bandwidth—The difference between the highest and lowest frequencies available for network signals. The term also is used to describe the rated throughput capacity of a given network medium or protocol.

compression—The running of a data set through an algorithm that reduces the space required to store or the bandwidth required to transmit the data set.

DSCP—differentiated services code point. The six most significant bits of the 1-byte IP type of service (ToS) field. The per-hop behavior represented by a particular DSCP value is configurable. DSCP values range between 0 and 63.

flow—A stream of data traveling between two endpoints across a network (for example, from one LAN station to another). Multiple flows can be transmitted on a single circuit.

flowspec—In IPv6, the traffic parameters of a stream of IP packets between two applications.

G.723—A compression technique that can be used for compressing speech or audio signal components at a very low bit rate as part of the H.324 family of standards. This codec has two bit rates associated with it: 5.3 and 6.3 kbps. The higher bit rate is based on ML-MLQ technology and provides a somewhat higher quality of sound. The lower bit rate is based on code excited linear prediction (CELP) compression and provides system designers with additional flexibility.

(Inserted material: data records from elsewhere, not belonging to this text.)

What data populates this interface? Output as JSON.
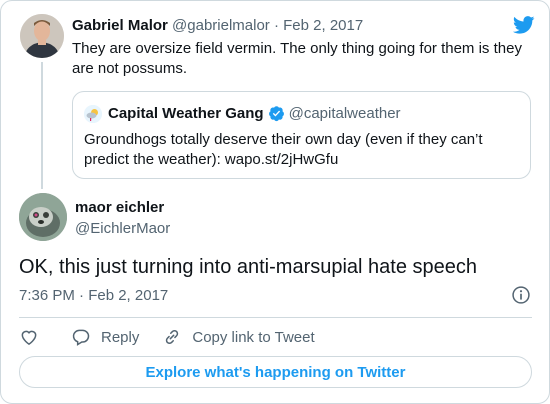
{
  "parent_tweet": {
    "author_name": "Gabriel Malor",
    "meta": "@gabrielmalor · Feb 2, 2017",
    "text": "They are oversize field vermin. The only thing going for them is they are not possums."
  },
  "quoted_tweet": {
    "author_name": "Capital Weather Gang",
    "handle": "@capitalweather",
    "text": "Groundhogs totally deserve their own day (even if they can’t predict the weather): wapo.st/2jHwGfu"
  },
  "main_tweet": {
    "author_name": "maor eichler",
    "handle": "@EichlerMaor",
    "text": "OK, this just turning into anti-marsupial hate speech",
    "timestamp": "7:36 PM · Feb 2, 2017"
  },
  "actions": {
    "reply_label": "Reply",
    "copy_link_label": "Copy link to Tweet"
  },
  "explore_label": "Explore what's happening on Twitter",
  "colors": {
    "accent": "#1d9bf0",
    "text": "#0f1419",
    "secondary": "#536471",
    "border": "#cfd9de"
  }
}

Described in the ITU-T standard in its G-series recommendations.

minCIR—The minimum acceptable incoming or outgoing committed information rate (CIR) for a Frame Relay virtual circuit.

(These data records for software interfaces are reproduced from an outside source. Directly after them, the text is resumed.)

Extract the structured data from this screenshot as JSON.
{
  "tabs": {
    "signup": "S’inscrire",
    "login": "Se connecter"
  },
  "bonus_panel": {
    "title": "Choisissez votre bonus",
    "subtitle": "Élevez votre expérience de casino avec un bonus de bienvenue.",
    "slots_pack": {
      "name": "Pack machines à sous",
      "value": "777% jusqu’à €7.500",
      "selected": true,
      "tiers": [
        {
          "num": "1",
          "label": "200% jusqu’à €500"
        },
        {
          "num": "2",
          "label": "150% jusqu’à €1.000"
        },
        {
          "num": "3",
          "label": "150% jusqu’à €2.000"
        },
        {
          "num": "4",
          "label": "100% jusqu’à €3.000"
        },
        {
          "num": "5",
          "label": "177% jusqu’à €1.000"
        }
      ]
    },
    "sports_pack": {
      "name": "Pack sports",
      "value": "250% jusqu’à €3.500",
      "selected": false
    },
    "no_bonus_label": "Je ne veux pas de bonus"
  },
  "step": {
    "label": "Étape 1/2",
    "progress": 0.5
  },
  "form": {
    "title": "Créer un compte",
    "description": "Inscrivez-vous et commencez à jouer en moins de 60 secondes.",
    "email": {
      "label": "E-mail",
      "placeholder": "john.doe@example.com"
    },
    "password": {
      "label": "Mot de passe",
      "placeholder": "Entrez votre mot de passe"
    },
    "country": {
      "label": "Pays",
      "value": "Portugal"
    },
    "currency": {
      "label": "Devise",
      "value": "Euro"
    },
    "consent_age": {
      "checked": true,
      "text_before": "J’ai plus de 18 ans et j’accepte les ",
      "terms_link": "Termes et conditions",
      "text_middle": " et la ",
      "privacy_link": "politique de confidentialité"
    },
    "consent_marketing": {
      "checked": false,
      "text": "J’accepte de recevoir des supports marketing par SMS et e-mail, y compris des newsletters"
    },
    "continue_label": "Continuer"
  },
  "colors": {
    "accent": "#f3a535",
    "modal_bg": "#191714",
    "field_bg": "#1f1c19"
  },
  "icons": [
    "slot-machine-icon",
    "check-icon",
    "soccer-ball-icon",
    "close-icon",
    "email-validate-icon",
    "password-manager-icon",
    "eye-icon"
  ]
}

packet—A logical grouping of information that includes a header containing control information and (usually) user data. Packets most often refer to network layer units of data.

QoS—quality of service. A measure of performance for a transmission system that reflects its transmission quality and service availability.

router—A network layer device that uses one or more metrics to determine the optimal path along which network traffic should be forwarded. Routers forward packets from one network to another based on network layer information.

RSVP—Resource Reservation Protocol. A protocol that supports the reservation of resources across an IP network. Applications running on IP end systems can use RSVP to indicate to other nodes the nature (bandwidth, jitter, maximum burst, and so on) of the packet streams they want to receive.

RTP—Real-Time Transport Protocol. A protocol that is designed to provide end-to-end network transport functions for applications transmitting real-time data, such as audio, video, or simulation data, over multicast or unicast network services. RTP provides such services as payload type identification, sequence numbering, timestamping, and delivery monitoring to real-time applications.

TCSB—traffic control state block. A Resource Reservatiion Protocol (RSVP) state that associates reservations with their reserved resources required for admission control.

Tspec—Traffic specification. The traffic characteristics of a data stream from a sender or receiver (included in a Path message).

UDP—User Datagram Protocol. A connectionless transport layer protocol in the TCP/IP protocol stack. UDP is a simple protocol that exchanges datagrams without acknowledgments or guaranteed delivery, requiring that error processing and retransmission be handled by other protocols. UDP is defined in RFC  768.

VoIP—Voice over IP. The ability to carry normal telephony-style voice over an IP-based Internet maintaining telephone-like functionality, reliability, and voice quality.